INFORMATION SHOWN:
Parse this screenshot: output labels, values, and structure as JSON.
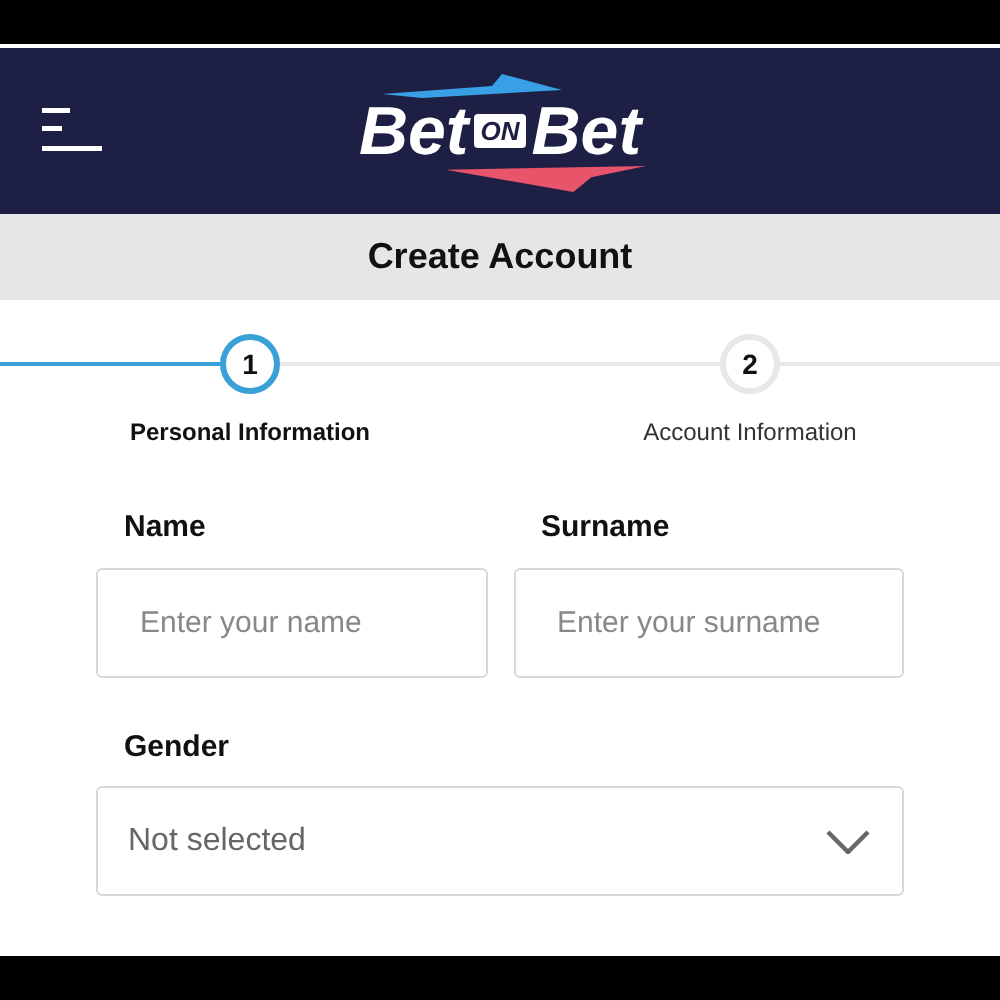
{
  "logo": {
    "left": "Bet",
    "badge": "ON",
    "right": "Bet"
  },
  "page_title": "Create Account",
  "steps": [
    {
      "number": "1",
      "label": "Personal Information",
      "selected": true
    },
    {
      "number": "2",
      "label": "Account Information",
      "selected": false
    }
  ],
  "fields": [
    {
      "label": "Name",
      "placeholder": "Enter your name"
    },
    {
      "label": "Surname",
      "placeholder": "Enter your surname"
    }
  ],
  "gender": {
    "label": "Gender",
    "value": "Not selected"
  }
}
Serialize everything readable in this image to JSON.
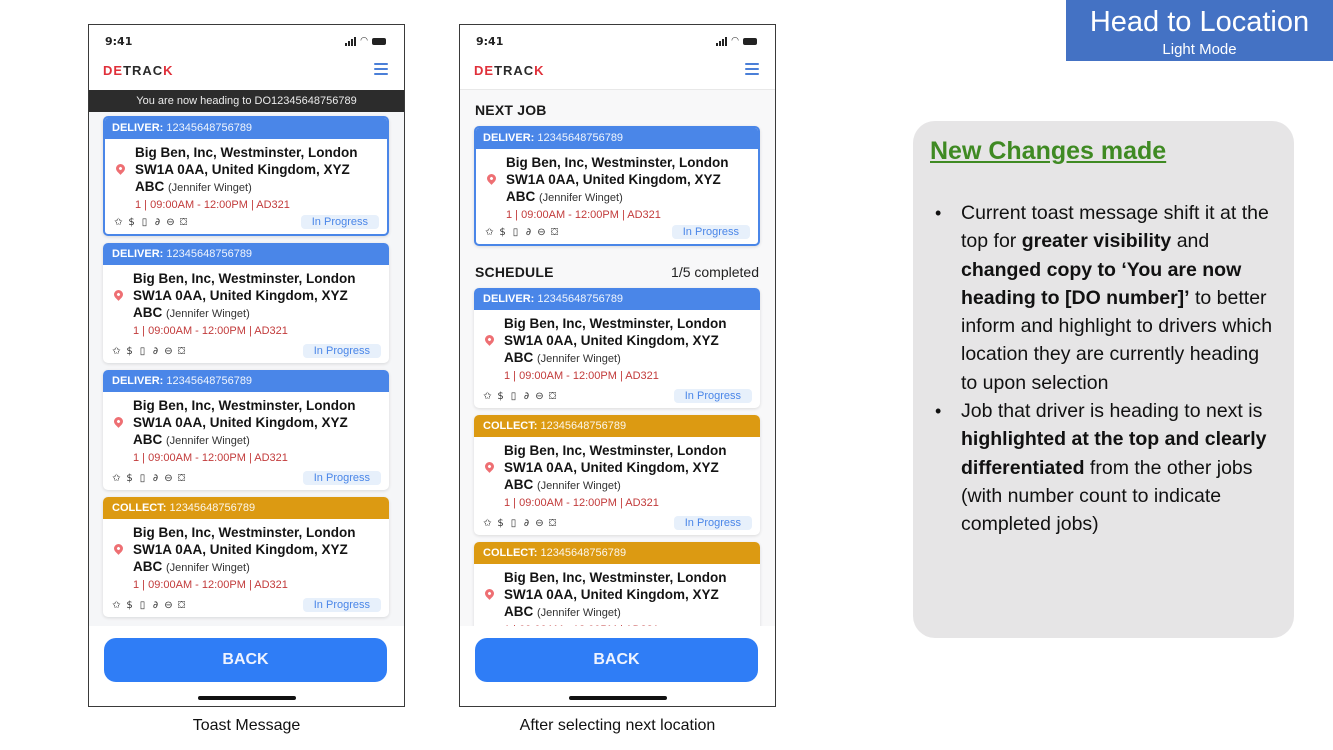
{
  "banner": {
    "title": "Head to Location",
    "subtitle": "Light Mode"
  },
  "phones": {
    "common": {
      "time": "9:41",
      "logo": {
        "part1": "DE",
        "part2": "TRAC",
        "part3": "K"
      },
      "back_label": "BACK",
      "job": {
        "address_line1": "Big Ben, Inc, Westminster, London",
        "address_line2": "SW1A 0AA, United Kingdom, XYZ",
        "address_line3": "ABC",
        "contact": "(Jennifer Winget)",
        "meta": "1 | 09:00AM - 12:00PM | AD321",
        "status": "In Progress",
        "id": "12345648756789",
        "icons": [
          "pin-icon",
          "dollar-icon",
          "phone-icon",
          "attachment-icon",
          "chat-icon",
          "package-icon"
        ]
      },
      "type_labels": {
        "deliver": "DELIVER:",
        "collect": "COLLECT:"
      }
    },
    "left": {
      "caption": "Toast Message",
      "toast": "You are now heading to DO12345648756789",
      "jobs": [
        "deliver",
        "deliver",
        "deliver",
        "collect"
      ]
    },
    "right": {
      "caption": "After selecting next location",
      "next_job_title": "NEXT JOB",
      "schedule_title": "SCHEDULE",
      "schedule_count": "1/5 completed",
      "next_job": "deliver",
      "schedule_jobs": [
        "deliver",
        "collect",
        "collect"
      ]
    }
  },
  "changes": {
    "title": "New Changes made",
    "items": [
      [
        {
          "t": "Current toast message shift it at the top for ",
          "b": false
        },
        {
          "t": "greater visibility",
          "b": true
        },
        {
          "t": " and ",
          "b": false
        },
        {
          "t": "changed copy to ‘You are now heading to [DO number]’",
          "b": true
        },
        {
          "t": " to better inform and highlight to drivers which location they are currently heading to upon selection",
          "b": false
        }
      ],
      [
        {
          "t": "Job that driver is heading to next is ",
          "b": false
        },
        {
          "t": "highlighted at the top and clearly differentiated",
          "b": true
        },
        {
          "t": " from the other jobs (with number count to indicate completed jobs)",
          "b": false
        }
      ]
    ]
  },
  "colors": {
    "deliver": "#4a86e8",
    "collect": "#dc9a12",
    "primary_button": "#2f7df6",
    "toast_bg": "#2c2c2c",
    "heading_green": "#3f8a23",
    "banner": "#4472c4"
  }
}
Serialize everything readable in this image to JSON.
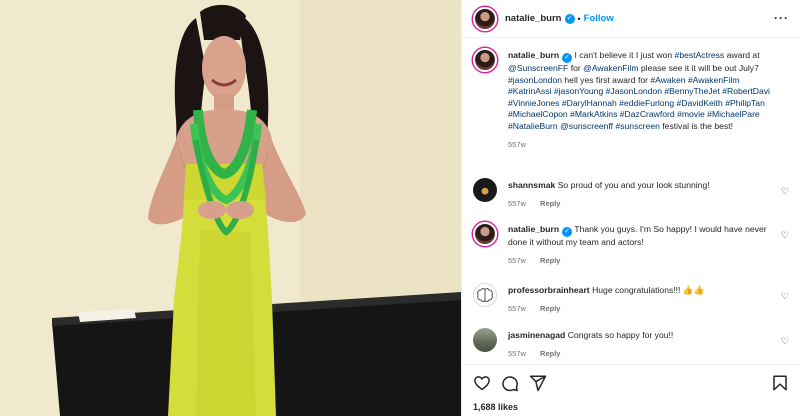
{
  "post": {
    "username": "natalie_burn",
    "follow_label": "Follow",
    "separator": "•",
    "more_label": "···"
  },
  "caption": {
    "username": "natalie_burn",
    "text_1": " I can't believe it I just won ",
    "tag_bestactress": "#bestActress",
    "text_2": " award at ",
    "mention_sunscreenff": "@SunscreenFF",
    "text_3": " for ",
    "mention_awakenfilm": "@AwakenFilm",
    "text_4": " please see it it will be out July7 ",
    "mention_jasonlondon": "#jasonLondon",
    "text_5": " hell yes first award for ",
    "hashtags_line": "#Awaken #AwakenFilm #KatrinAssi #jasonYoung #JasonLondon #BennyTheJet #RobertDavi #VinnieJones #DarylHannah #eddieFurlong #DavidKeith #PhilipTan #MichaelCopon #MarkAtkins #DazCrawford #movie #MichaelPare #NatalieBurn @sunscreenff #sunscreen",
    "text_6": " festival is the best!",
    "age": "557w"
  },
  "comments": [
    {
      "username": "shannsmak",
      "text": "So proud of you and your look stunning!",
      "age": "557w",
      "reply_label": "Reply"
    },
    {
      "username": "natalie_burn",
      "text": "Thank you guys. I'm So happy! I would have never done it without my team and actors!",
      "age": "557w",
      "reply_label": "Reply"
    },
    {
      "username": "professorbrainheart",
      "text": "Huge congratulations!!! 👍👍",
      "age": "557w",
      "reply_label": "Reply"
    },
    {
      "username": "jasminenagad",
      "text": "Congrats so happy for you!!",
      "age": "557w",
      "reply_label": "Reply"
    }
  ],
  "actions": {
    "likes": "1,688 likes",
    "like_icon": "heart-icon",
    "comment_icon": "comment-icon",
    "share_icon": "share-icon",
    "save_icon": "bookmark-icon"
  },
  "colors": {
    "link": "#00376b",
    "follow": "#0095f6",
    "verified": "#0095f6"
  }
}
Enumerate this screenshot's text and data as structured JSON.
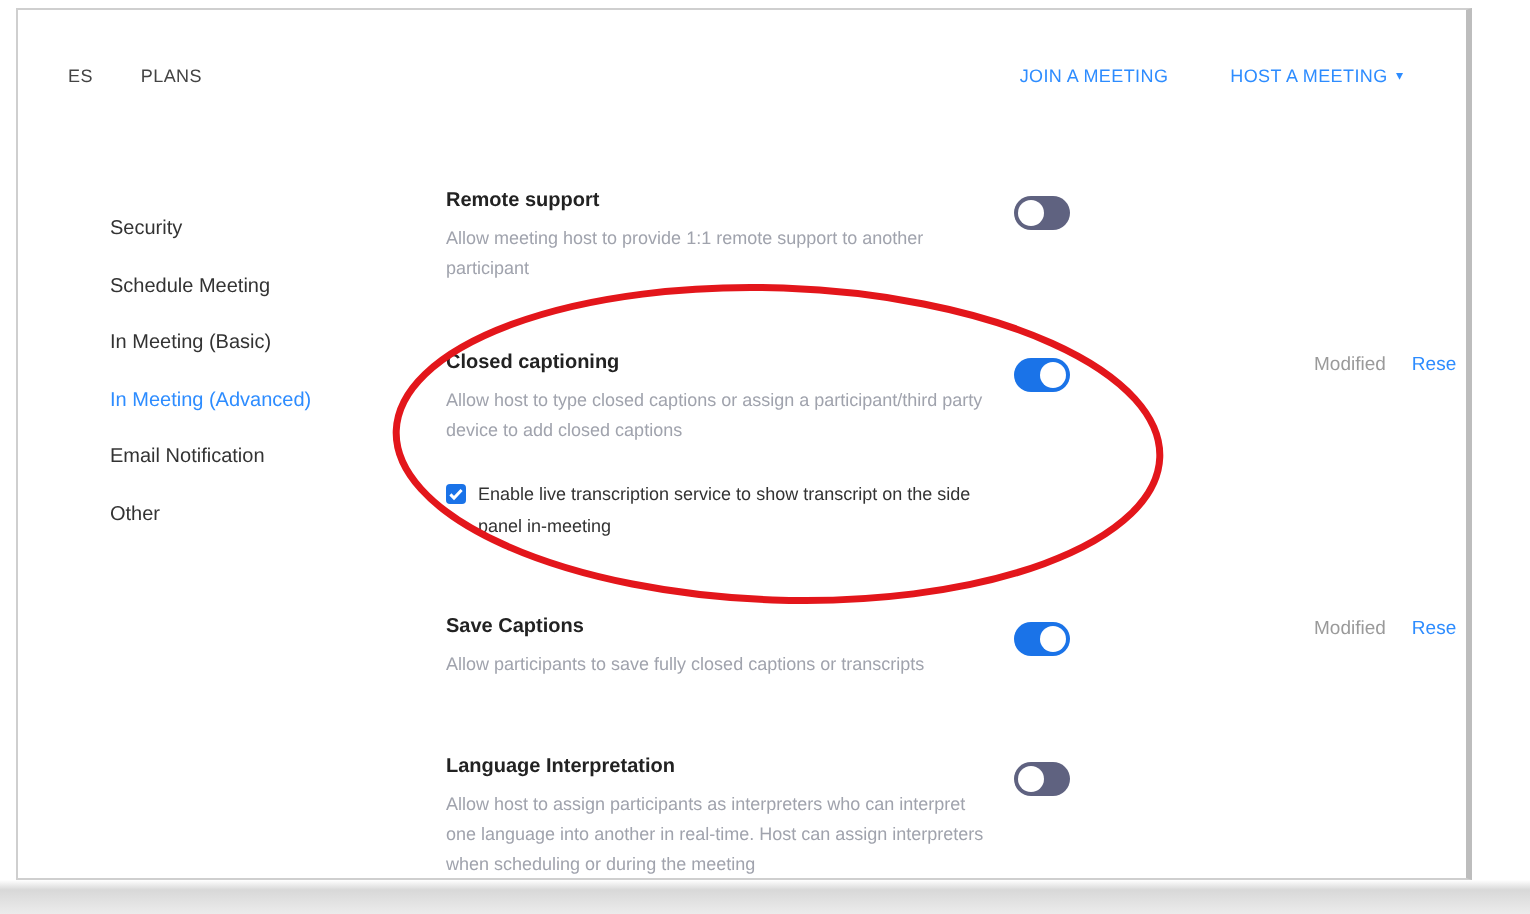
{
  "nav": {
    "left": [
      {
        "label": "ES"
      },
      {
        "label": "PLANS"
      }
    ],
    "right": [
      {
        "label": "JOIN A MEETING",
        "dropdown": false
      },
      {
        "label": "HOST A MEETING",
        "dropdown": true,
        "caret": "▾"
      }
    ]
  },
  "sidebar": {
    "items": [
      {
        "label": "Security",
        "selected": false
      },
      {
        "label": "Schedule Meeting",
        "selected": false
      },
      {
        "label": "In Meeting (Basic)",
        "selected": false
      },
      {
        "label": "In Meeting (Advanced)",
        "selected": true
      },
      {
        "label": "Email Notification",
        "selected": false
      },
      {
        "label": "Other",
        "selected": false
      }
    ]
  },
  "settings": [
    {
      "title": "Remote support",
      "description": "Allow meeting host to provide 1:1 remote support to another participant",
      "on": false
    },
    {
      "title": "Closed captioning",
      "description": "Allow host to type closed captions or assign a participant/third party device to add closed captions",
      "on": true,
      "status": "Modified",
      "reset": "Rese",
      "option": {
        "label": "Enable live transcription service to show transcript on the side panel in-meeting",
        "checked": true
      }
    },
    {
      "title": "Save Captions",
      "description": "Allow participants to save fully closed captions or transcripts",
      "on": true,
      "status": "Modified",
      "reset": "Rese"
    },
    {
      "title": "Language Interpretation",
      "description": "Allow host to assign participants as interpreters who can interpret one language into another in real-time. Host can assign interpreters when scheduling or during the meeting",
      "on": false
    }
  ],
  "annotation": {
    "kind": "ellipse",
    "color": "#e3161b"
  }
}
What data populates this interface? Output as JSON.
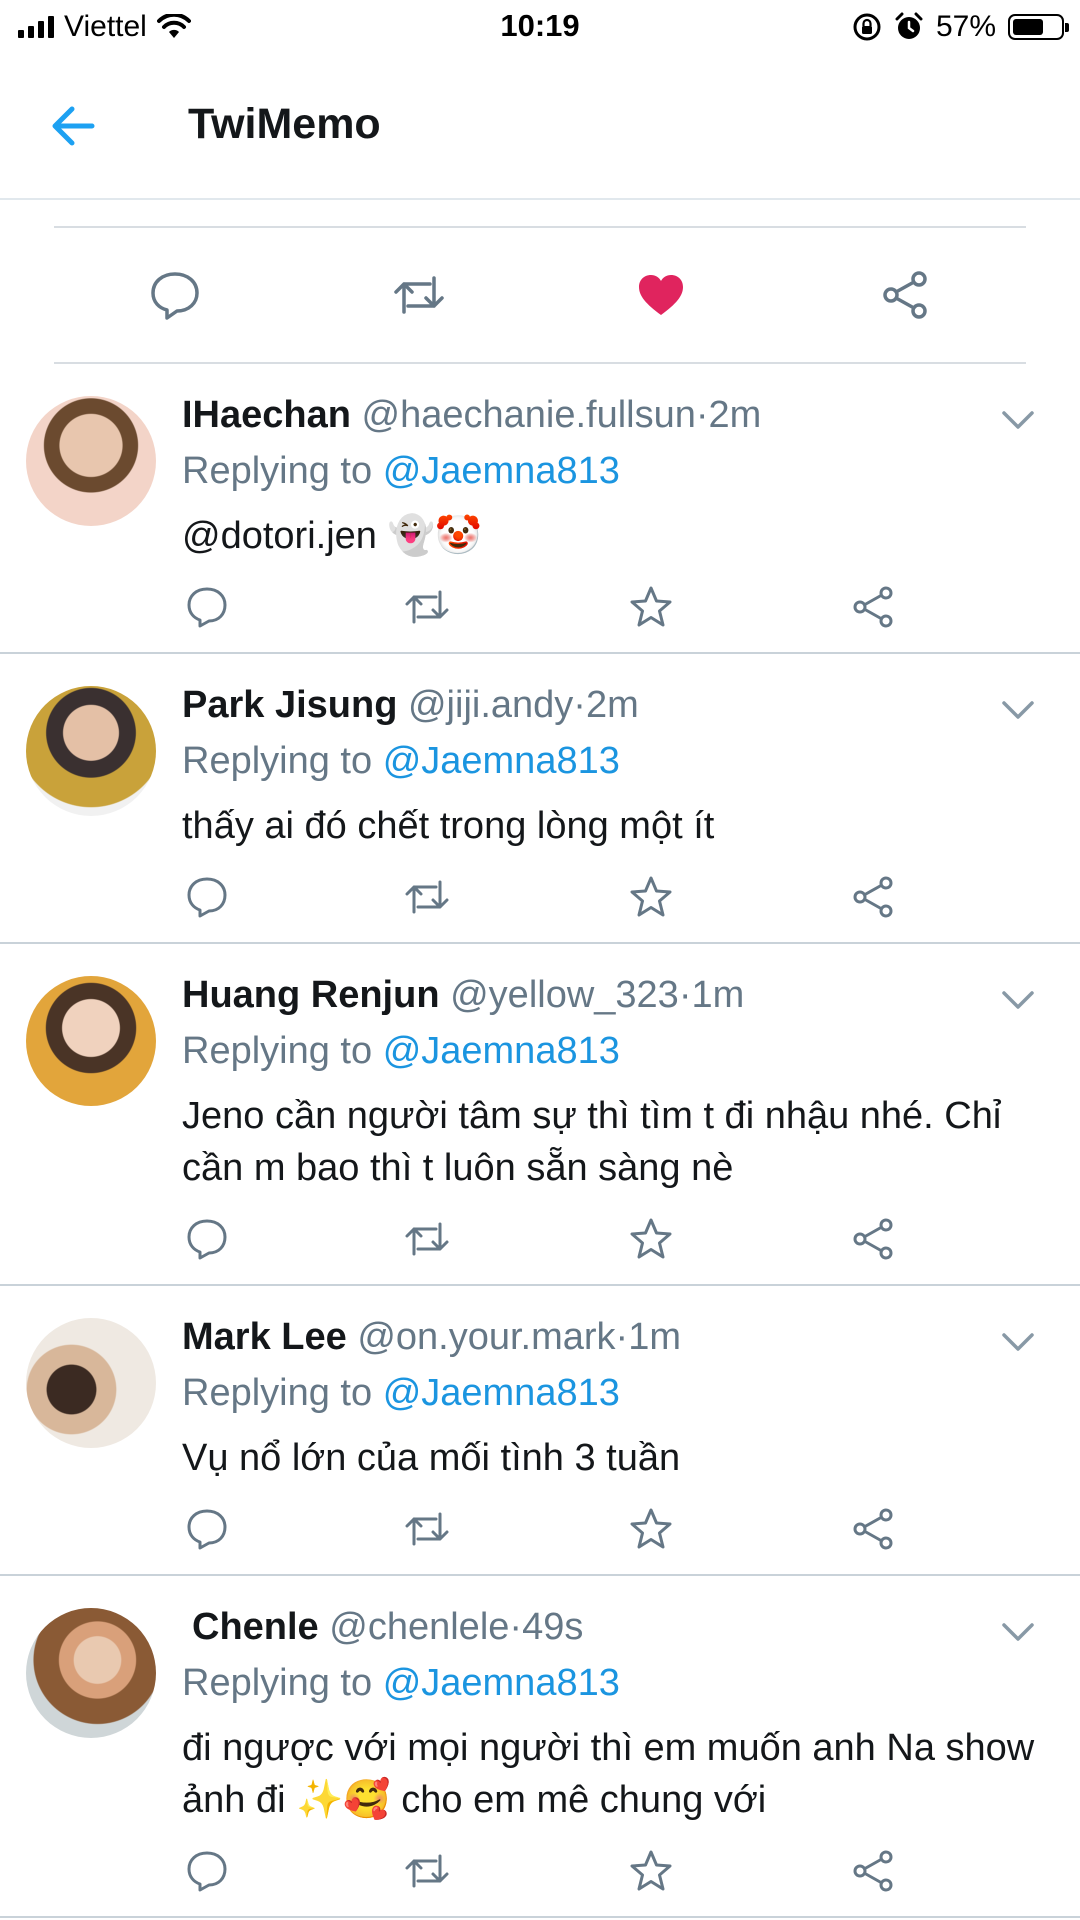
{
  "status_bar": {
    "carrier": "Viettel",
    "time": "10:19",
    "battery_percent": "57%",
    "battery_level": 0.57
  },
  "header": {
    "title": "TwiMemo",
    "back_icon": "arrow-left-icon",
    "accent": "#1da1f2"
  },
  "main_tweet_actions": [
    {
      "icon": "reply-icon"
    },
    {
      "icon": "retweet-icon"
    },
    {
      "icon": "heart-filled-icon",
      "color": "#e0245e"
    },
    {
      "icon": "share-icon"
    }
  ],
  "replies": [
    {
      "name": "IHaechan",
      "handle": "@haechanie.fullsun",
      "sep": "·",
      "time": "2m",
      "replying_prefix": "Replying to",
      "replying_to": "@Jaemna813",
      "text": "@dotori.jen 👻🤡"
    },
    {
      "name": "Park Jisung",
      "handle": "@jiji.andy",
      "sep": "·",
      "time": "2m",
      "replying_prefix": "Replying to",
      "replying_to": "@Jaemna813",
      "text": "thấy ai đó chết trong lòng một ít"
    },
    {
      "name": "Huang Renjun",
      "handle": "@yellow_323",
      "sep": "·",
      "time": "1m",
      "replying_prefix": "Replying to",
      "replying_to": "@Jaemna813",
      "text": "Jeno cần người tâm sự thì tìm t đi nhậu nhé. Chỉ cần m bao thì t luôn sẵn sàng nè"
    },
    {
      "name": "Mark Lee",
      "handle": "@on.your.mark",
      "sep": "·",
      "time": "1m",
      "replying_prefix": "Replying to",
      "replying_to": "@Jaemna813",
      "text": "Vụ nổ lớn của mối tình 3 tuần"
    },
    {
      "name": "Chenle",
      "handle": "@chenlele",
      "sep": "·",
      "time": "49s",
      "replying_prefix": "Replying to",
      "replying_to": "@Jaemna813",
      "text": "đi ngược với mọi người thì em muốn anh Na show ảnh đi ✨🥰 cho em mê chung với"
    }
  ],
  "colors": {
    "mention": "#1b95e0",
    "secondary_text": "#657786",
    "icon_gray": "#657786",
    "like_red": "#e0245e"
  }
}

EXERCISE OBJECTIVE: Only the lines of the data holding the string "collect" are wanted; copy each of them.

EXPECTED ANSWER:
        "collect": "COLLECT:"
        "collect"
        "collect",
        "collect"
    "collect": "#dc9a12",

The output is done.